++++ DATA SECTION
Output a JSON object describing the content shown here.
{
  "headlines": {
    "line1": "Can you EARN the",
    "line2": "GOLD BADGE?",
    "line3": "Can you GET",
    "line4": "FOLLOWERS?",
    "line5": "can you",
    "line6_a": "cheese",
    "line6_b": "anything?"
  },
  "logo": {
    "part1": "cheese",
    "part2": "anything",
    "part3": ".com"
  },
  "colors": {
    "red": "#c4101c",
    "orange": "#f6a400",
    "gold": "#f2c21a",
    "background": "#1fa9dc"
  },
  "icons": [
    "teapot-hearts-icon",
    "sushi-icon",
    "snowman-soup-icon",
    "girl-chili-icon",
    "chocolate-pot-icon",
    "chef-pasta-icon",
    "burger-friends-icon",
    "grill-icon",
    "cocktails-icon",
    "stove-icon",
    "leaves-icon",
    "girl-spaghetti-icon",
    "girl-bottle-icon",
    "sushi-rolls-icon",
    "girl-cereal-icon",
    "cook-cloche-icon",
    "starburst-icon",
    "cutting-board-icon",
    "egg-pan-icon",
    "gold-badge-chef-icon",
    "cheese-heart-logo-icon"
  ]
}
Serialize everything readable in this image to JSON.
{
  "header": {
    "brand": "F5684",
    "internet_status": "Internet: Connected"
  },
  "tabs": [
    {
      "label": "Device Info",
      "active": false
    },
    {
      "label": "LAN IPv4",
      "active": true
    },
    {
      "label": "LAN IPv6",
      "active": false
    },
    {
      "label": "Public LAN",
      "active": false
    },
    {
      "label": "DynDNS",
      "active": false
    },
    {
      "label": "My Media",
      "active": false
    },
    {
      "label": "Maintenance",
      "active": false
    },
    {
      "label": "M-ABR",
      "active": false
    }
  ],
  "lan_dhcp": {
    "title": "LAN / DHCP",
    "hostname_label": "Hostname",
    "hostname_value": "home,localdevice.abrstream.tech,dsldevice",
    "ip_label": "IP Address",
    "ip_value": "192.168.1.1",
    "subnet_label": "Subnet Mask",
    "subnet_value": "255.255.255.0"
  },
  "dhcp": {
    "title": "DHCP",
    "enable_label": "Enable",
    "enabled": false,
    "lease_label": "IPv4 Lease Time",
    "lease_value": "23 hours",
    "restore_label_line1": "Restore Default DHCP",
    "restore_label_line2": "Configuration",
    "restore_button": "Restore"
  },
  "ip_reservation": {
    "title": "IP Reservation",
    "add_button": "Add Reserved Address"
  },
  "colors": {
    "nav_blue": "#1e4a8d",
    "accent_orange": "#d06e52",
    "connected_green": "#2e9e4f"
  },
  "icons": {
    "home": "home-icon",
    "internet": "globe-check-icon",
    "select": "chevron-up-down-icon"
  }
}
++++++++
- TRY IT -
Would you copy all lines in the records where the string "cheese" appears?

- ANSWER SPACE -
    "line6_a": "cheese",
    "part1": "cheese",
    "cheese-heart-logo-icon"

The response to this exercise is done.